┌────────

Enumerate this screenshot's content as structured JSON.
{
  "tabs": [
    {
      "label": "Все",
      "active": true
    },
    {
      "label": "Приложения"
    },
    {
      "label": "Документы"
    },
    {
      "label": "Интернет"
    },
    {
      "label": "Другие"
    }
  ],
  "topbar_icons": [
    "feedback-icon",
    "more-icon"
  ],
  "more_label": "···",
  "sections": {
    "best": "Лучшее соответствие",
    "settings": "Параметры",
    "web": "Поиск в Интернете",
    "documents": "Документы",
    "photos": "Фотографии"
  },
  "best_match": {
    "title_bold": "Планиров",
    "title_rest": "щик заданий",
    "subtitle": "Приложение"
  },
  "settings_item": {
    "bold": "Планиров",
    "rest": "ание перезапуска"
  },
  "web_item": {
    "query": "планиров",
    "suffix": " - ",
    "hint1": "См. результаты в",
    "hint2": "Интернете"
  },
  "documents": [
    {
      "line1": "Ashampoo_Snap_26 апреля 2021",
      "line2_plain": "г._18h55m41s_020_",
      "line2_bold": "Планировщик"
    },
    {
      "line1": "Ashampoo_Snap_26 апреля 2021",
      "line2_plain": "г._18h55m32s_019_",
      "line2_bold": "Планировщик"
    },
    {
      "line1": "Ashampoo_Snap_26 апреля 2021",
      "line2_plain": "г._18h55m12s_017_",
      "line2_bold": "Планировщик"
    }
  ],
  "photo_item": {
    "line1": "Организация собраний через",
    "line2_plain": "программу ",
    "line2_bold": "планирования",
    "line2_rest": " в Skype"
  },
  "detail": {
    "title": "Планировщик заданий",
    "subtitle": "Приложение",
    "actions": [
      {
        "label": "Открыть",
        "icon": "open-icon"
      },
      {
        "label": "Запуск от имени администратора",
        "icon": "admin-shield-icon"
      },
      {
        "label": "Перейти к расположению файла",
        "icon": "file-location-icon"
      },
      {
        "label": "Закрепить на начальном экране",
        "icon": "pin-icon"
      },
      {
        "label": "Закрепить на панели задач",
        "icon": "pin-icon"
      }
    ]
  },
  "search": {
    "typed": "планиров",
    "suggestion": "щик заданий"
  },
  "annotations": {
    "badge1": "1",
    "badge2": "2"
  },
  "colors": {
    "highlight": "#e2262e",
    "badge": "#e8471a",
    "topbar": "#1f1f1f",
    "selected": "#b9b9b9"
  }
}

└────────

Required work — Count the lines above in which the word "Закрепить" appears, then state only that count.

Answer — 2